▶ _Material for the task_
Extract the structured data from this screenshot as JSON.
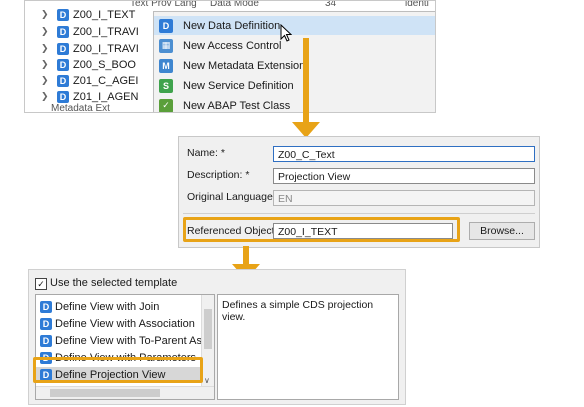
{
  "tree": {
    "items": [
      {
        "label": "Z00_I_TEXT"
      },
      {
        "label": "Z00_I_TRAVI"
      },
      {
        "label": "Z00_I_TRAVI"
      },
      {
        "label": "Z00_S_BOO"
      },
      {
        "label": "Z01_C_AGEI"
      },
      {
        "label": "Z01_I_AGEN"
      }
    ],
    "bg_text_1": "Text Prov Lang",
    "bg_text_2": "Data Mode",
    "bg_text_3": "34",
    "bg_text_4": "identi",
    "bg_text_5": "Metadata Ext"
  },
  "context_menu": {
    "items": [
      {
        "label": "New Data Definition",
        "icon": "ddl-icon"
      },
      {
        "label": "New Access Control",
        "icon": "access-control-icon"
      },
      {
        "label": "New Metadata Extension",
        "icon": "metadata-extension-icon"
      },
      {
        "label": "New Service Definition",
        "icon": "service-definition-icon"
      },
      {
        "label": "New ABAP Test Class",
        "icon": "test-class-icon"
      }
    ],
    "selected_index": 0
  },
  "form": {
    "name_label": "Name: *",
    "name_value": "Z00_C_Text",
    "description_label": "Description: *",
    "description_value": "Projection View",
    "language_label": "Original Language:",
    "language_value": "EN",
    "referenced_label": "Referenced Object:",
    "referenced_value": "Z00_I_TEXT",
    "browse_label": "Browse..."
  },
  "template": {
    "use_template_label": "Use the selected template",
    "use_template_checked": "✓",
    "items": [
      {
        "label": "Define View with Join"
      },
      {
        "label": "Define View with Association"
      },
      {
        "label": "Define View with To-Parent Assoc"
      },
      {
        "label": "Define View with Parameters"
      },
      {
        "label": "Define Projection View"
      }
    ],
    "selected_index": 4,
    "description": "Defines a simple CDS projection view."
  },
  "colors": {
    "highlight": "#e8a317",
    "ddl_icon": "#2e7bd6",
    "menu_selection": "#cfe3f6"
  }
}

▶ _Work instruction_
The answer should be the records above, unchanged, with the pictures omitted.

▶ _The completed task_
Extract the structured data from this screenshot as JSON.
{
  "tree": {
    "items": [
      {
        "label": "Z00_I_TEXT"
      },
      {
        "label": "Z00_I_TRAVI"
      },
      {
        "label": "Z00_I_TRAVI"
      },
      {
        "label": "Z00_S_BOO"
      },
      {
        "label": "Z01_C_AGEI"
      },
      {
        "label": "Z01_I_AGEN"
      }
    ],
    "bg_text_1": "Text Prov Lang",
    "bg_text_2": "Data Mode",
    "bg_text_3": "34",
    "bg_text_4": "identi",
    "bg_text_5": "Metadata Ext"
  },
  "context_menu": {
    "items": [
      {
        "label": "New Data Definition",
        "icon": "ddl-icon"
      },
      {
        "label": "New Access Control",
        "icon": "access-control-icon"
      },
      {
        "label": "New Metadata Extension",
        "icon": "metadata-extension-icon"
      },
      {
        "label": "New Service Definition",
        "icon": "service-definition-icon"
      },
      {
        "label": "New ABAP Test Class",
        "icon": "test-class-icon"
      }
    ],
    "selected_index": 0
  },
  "form": {
    "name_label": "Name: *",
    "name_value": "Z00_C_Text",
    "description_label": "Description: *",
    "description_value": "Projection View",
    "language_label": "Original Language:",
    "language_value": "EN",
    "referenced_label": "Referenced Object:",
    "referenced_value": "Z00_I_TEXT",
    "browse_label": "Browse..."
  },
  "template": {
    "use_template_label": "Use the selected template",
    "use_template_checked": "✓",
    "items": [
      {
        "label": "Define View with Join"
      },
      {
        "label": "Define View with Association"
      },
      {
        "label": "Define View with To-Parent Assoc"
      },
      {
        "label": "Define View with Parameters"
      },
      {
        "label": "Define Projection View"
      }
    ],
    "selected_index": 4,
    "description": "Defines a simple CDS projection view."
  },
  "colors": {
    "highlight": "#e8a317",
    "ddl_icon": "#2e7bd6",
    "menu_selection": "#cfe3f6"
  }
}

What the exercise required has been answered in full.